The metatarsals are the five long bones located in the middle of your foot which connect the toes to the rest of the foot. When any of these bones break, it is known as a metatarsal fracture. There are several types of metatarsal fractures. Stress fractures occur when a bone develops one or more tiny cracks due to it being unable to bear the load placed on it. A Lisfranc fracture-dislocation occurs when the second metatarsal bone is broken and knocked out of place. A fracture of the fifth metatarsal bone, the most common type of metatarsal fracture, occurs when excessive stress or overuse causes the bone that connects your pinky toe to the rest of your foot to break. If you have symptoms of a broken foot bone, such as pain, swelling, bruising, and difficulty walking or bearing weight on the injured foot, it is strongly suggested that you seek the care of a podiatrist as soon as possible.
A broken foot requires immediate medical attention and treatment. If you need your feet checked, contact Matthew McQuaid, DPM from Lake Mendocino Podiatry. Our doctor can provide the care you need to keep you pain-free and on your feet.
Broken Foot Causes, Symptoms, and Treatment
A broken foot is caused by one of the bones in the foot typically breaking when bended, crushed, or stretched beyond its natural capabilities. Usually the location of the fracture indicates how the break occurred, whether it was through an object, fall, or any other type of injury.
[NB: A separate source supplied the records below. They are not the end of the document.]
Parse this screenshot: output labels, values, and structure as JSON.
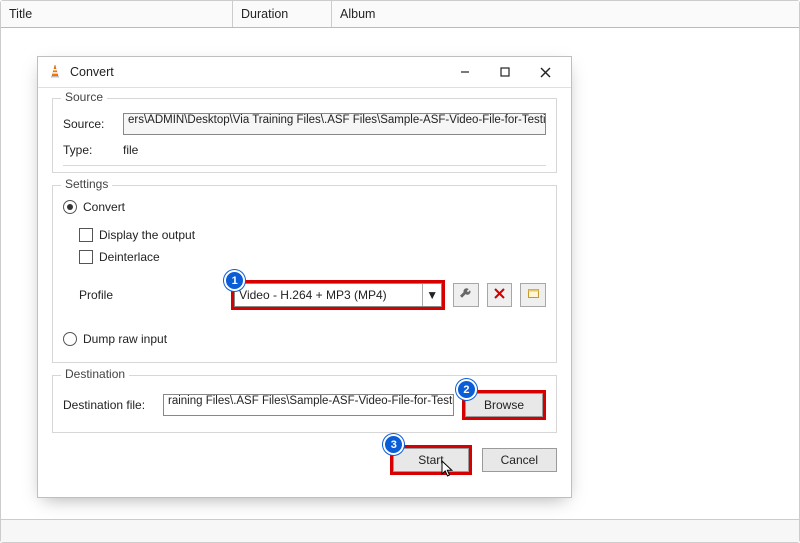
{
  "table_headers": {
    "title": "Title",
    "duration": "Duration",
    "album": "Album"
  },
  "dialog": {
    "title": "Convert",
    "source": {
      "legend": "Source",
      "source_label": "Source:",
      "source_value": "ers\\ADMIN\\Desktop\\Via Training Files\\.ASF Files\\Sample-ASF-Video-File-for-Testing.asf",
      "type_label": "Type:",
      "type_value": "file"
    },
    "settings": {
      "legend": "Settings",
      "convert_label": "Convert",
      "display_output_label": "Display the output",
      "deinterlace_label": "Deinterlace",
      "profile_label": "Profile",
      "profile_value": "Video - H.264 + MP3 (MP4)",
      "dump_raw_label": "Dump raw input"
    },
    "destination": {
      "legend": "Destination",
      "file_label": "Destination file:",
      "file_value": "raining Files\\.ASF Files\\Sample-ASF-Video-File-for-Testing.asf",
      "browse_label": "Browse"
    },
    "actions": {
      "start_label": "Start",
      "cancel_label": "Cancel"
    }
  },
  "annotations": {
    "badge1": "1",
    "badge2": "2",
    "badge3": "3"
  },
  "icons": {
    "wrench": "wrench-icon",
    "delete": "delete-icon",
    "new_profile": "new-profile-icon",
    "dropdown": "▼"
  }
}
Common Symptoms of Broken Feet:
Those that suspect they have a broken foot shoot seek urgent medical attention where a medical professional could diagnose the severity.
Treatment for broken bones varies depending on the cause, severity and location. Some will require the use of splints, casts or crutches while others could even involve surgery to repair the broken bones. Personal care includes the use of ice and keeping the foot stabilized and elevated.